In the illustration at right, two
new components have been added to convert what was a 'direct'
system to an 'indirect' system. The calorifier is a coil of copper
tube inside the hot water storage tank, and the new feed/expansion
tank keeps the calorifier (and also the boiler in the stove)
filled with water.
now have two completely separate circuits, known technically
as 'primary' and 'secondary.' The 'primary' is the closed heating
circuit containing a trapped volume of water topped up as necessary
by the feed/expansion tank. The 'secondary' supplies the hot-water
is essential to adopt an indirect system when central heating
is planned since panel radiators are made of mild steel and are
subject to corrosion. In a direct system, rust particles would
appear in the hot tap water. An indirect system eliminates this

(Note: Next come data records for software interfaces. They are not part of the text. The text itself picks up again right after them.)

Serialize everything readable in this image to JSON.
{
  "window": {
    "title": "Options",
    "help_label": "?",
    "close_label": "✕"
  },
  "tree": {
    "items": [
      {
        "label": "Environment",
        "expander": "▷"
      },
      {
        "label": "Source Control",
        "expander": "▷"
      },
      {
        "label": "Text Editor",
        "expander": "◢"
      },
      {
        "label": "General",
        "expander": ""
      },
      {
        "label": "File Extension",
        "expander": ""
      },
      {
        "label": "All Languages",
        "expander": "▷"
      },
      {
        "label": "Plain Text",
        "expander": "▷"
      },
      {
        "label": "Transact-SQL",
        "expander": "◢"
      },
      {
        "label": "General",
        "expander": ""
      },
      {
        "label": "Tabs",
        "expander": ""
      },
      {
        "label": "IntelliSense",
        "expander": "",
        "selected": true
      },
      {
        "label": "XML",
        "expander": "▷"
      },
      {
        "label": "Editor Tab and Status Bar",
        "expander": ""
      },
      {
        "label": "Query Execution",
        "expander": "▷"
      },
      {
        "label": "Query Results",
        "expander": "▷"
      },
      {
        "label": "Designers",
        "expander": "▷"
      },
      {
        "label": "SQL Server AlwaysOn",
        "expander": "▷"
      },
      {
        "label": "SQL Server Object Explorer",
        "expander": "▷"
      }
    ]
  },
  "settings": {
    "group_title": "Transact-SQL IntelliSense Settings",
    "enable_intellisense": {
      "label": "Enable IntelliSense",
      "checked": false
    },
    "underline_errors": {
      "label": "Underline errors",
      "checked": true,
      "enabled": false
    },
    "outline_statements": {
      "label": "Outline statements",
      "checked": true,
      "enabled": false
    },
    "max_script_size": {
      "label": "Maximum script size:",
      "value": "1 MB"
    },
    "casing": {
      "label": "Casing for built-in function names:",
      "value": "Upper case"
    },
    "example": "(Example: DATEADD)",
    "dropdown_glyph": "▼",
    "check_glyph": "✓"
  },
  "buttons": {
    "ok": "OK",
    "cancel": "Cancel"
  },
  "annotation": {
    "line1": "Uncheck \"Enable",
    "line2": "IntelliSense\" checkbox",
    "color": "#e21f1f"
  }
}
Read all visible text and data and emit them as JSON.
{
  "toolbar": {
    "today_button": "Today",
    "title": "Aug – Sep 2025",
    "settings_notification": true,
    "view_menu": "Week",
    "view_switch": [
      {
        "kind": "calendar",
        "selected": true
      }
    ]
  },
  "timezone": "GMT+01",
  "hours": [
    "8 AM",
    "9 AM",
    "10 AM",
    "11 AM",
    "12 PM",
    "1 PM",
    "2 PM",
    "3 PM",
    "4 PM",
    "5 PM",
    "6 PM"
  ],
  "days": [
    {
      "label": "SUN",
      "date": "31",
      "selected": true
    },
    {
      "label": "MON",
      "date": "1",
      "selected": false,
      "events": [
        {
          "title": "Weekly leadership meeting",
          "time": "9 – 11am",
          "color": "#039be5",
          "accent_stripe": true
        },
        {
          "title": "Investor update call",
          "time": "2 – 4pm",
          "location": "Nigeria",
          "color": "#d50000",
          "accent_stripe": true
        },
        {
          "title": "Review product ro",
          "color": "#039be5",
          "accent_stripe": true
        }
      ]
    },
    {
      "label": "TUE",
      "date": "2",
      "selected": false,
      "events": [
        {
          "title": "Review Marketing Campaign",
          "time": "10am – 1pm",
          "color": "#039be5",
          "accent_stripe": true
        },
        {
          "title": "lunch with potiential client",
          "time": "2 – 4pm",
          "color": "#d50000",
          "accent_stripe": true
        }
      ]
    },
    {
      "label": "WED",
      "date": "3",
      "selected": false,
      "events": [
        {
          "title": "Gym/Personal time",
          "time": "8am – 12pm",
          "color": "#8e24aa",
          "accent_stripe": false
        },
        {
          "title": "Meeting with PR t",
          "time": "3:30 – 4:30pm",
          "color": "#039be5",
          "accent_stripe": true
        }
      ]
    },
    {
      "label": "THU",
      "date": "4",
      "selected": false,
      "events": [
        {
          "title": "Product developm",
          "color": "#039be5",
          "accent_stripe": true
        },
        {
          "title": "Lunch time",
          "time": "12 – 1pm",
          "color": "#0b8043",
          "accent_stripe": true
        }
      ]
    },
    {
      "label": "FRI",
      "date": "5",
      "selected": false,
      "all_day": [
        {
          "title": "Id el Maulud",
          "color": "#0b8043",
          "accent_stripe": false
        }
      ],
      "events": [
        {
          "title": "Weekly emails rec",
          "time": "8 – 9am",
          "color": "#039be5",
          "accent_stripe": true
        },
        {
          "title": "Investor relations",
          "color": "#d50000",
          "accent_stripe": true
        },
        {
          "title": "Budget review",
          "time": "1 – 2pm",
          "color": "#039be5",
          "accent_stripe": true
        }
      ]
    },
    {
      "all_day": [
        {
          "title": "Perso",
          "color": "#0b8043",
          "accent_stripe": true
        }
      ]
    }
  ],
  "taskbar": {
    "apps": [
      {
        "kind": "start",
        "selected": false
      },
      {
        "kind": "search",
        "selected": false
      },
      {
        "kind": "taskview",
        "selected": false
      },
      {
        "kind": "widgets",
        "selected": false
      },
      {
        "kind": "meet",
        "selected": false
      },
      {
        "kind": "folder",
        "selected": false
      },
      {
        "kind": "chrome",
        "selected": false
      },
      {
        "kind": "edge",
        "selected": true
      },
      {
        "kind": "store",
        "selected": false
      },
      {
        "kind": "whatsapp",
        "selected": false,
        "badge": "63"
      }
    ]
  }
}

problem and also allows the water circulating through the primary
circuit to be dosed with anti-rust and anti-freeze compounds.
With this in place we can also now fabricate the boiler itself
in mild steel. The cost-saving over copper or stainless is substantial
particularly on the much larger size of boiler needed to drive